Action item: Output every line below exactly.

Records for processing:
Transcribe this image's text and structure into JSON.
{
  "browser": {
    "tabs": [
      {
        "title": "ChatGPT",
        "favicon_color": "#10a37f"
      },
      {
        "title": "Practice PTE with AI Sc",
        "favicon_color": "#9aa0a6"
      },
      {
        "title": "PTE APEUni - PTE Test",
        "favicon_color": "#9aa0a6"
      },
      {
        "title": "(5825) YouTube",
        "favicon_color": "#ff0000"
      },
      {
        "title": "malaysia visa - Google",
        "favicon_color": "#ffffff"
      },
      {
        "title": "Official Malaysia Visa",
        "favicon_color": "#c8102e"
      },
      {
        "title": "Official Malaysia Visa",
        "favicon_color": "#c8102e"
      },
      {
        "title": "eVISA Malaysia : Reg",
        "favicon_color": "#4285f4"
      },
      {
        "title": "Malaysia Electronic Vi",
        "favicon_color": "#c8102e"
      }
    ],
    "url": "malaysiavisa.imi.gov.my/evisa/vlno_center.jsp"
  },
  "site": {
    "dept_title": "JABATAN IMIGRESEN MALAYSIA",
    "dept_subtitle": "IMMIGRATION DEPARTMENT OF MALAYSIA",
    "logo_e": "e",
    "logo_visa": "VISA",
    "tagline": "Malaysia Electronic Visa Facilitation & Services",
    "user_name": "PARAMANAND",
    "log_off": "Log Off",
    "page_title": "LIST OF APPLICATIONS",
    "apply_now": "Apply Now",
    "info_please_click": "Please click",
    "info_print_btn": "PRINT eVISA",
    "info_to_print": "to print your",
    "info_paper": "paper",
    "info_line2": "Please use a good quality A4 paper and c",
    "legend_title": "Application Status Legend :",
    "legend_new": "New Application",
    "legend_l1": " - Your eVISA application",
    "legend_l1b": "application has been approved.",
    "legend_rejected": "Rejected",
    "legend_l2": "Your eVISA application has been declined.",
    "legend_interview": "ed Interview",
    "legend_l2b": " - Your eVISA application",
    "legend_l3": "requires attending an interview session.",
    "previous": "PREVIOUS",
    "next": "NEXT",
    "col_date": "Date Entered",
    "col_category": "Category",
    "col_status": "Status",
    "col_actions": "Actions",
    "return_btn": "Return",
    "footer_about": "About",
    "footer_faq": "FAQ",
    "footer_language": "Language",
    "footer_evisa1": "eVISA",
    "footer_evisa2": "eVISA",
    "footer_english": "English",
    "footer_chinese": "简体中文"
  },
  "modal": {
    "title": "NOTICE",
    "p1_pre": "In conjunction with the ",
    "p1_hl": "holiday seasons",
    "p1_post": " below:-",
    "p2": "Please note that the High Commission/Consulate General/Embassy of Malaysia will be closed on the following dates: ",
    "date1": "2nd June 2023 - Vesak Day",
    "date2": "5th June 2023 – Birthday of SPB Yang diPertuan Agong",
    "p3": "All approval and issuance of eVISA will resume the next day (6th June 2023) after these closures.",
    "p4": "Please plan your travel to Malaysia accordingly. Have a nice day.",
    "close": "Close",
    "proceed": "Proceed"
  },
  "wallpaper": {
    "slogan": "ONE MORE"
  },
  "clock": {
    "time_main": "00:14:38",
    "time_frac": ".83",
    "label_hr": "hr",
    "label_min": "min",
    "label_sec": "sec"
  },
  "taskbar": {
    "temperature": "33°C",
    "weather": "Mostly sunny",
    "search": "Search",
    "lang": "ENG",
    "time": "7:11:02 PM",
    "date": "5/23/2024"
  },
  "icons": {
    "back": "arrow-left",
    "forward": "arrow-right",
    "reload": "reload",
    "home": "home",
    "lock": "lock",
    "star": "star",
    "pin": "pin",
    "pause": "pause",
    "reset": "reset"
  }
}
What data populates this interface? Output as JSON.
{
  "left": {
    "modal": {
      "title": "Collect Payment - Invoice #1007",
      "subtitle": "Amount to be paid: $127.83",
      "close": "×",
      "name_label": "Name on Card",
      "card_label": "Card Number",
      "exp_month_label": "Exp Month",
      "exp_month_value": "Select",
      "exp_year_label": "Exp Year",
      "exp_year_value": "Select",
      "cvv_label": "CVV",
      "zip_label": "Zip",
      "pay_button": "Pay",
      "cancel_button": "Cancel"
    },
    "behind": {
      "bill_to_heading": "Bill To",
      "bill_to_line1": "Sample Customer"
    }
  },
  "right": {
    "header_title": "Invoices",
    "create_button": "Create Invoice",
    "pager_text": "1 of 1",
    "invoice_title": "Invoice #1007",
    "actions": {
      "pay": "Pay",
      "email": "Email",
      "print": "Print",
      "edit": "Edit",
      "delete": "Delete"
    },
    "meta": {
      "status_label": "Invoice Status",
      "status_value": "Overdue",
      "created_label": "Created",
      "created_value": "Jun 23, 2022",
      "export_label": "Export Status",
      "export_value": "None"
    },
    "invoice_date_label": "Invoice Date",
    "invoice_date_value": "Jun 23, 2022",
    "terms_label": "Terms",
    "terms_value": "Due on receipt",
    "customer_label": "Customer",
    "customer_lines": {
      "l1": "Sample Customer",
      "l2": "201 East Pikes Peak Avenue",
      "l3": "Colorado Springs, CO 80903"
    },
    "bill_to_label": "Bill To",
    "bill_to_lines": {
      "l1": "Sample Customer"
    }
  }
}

Written reply:
Transcribe this image's text and structure into JSON.
{
  "browser": {
    "tabs": [
      {
        "title": "ChatGPT",
        "favicon_color": "#10a37f"
      },
      {
        "title": "Practice PTE with AI Sc",
        "favicon_color": "#9aa0a6"
      },
      {
        "title": "PTE APEUni - PTE Test",
        "favicon_color": "#9aa0a6"
      },
      {
        "title": "(5825) YouTube",
        "favicon_color": "#ff0000"
      },
      {
        "title": "malaysia visa - Google",
        "favicon_color": "#ffffff"
      },
      {
        "title": "Official Malaysia Visa",
        "favicon_color": "#c8102e"
      },
      {
        "title": "Official Malaysia Visa",
        "favicon_color": "#c8102e"
      },
      {
        "title": "eVISA Malaysia : Reg",
        "favicon_color": "#4285f4"
      },
      {
        "title": "Malaysia Electronic Vi",
        "favicon_color": "#c8102e"
      }
    ],
    "url": "malaysiavisa.imi.gov.my/evisa/vlno_center.jsp"
  },
  "site": {
    "dept_title": "JABATAN IMIGRESEN MALAYSIA",
    "dept_subtitle": "IMMIGRATION DEPARTMENT OF MALAYSIA",
    "logo_e": "e",
    "logo_visa": "VISA",
    "tagline": "Malaysia Electronic Visa Facilitation & Services",
    "user_name": "PARAMANAND",
    "log_off": "Log Off",
    "page_title": "LIST OF APPLICATIONS",
    "apply_now": "Apply Now",
    "info_please_click": "Please click",
    "info_print_btn": "PRINT eVISA",
    "info_to_print": "to print your",
    "info_paper": "paper",
    "info_line2": "Please use a good quality A4 paper and c",
    "legend_title": "Application Status Legend :",
    "legend_new": "New Application",
    "legend_l1": " - Your eVISA application",
    "legend_l1b": "application has been approved.",
    "legend_rejected": "Rejected",
    "legend_l2": "Your eVISA application has been declined.",
    "legend_interview": "ed Interview",
    "legend_l2b": " - Your eVISA application",
    "legend_l3": "requires attending an interview session.",
    "previous": "PREVIOUS",
    "next": "NEXT",
    "col_date": "Date Entered",
    "col_category": "Category",
    "col_status": "Status",
    "col_actions": "Actions",
    "return_btn": "Return",
    "footer_about": "About",
    "footer_faq": "FAQ",
    "footer_language": "Language",
    "footer_evisa1": "eVISA",
    "footer_evisa2": "eVISA",
    "footer_english": "English",
    "footer_chinese": "简体中文"
  },
  "modal": {
    "title": "NOTICE",
    "p1_pre": "In conjunction with the ",
    "p1_hl": "holiday seasons",
    "p1_post": " below:-",
    "p2": "Please note that the High Commission/Consulate General/Embassy of Malaysia will be closed on the following dates: ",
    "date1": "2nd June 2023 - Vesak Day",
    "date2": "5th June 2023 – Birthday of SPB Yang diPertuan Agong",
    "p3": "All approval and issuance of eVISA will resume the next day (6th June 2023) after these closures.",
    "p4": "Please plan your travel to Malaysia accordingly. Have a nice day.",
    "close": "Close",
    "proceed": "Proceed"
  },
  "wallpaper": {
    "slogan": "ONE MORE"
  },
  "clock": {
    "time_main": "00:14:38",
    "time_frac": ".83",
    "label_hr": "hr",
    "label_min": "min",
    "label_sec": "sec"
  },
  "taskbar": {
    "temperature": "33°C",
    "weather": "Mostly sunny",
    "search": "Search",
    "lang": "ENG",
    "time": "7:11:02 PM",
    "date": "5/23/2024"
  },
  "icons": {
    "back": "arrow-left",
    "forward": "arrow-right",
    "reload": "reload",
    "home": "home",
    "lock": "lock",
    "star": "star",
    "pin": "pin",
    "pause": "pause",
    "reset": "reset"
  }
}
What data populates this interface? Output as JSON.
{
  "left": {
    "modal": {
      "title": "Collect Payment - Invoice #1007",
      "subtitle": "Amount to be paid: $127.83",
      "close": "×",
      "name_label": "Name on Card",
      "card_label": "Card Number",
      "exp_month_label": "Exp Month",
      "exp_month_value": "Select",
      "exp_year_label": "Exp Year",
      "exp_year_value": "Select",
      "cvv_label": "CVV",
      "zip_label": "Zip",
      "pay_button": "Pay",
      "cancel_button": "Cancel"
    },
    "behind": {
      "bill_to_heading": "Bill To",
      "bill_to_line1": "Sample Customer"
    }
  },
  "right": {
    "header_title": "Invoices",
    "create_button": "Create Invoice",
    "pager_text": "1 of 1",
    "invoice_title": "Invoice #1007",
    "actions": {
      "pay": "Pay",
      "email": "Email",
      "print": "Print",
      "edit": "Edit",
      "delete": "Delete"
    },
    "meta": {
      "status_label": "Invoice Status",
      "status_value": "Overdue",
      "created_label": "Created",
      "created_value": "Jun 23, 2022",
      "export_label": "Export Status",
      "export_value": "None"
    },
    "invoice_date_label": "Invoice Date",
    "invoice_date_value": "Jun 23, 2022",
    "terms_label": "Terms",
    "terms_value": "Due on receipt",
    "customer_label": "Customer",
    "customer_lines": {
      "l1": "Sample Customer",
      "l2": "201 East Pikes Peak Avenue",
      "l3": "Colorado Springs, CO 80903"
    },
    "bill_to_label": "Bill To",
    "bill_to_lines": {
      "l1": "Sample Customer"
    }
  }
}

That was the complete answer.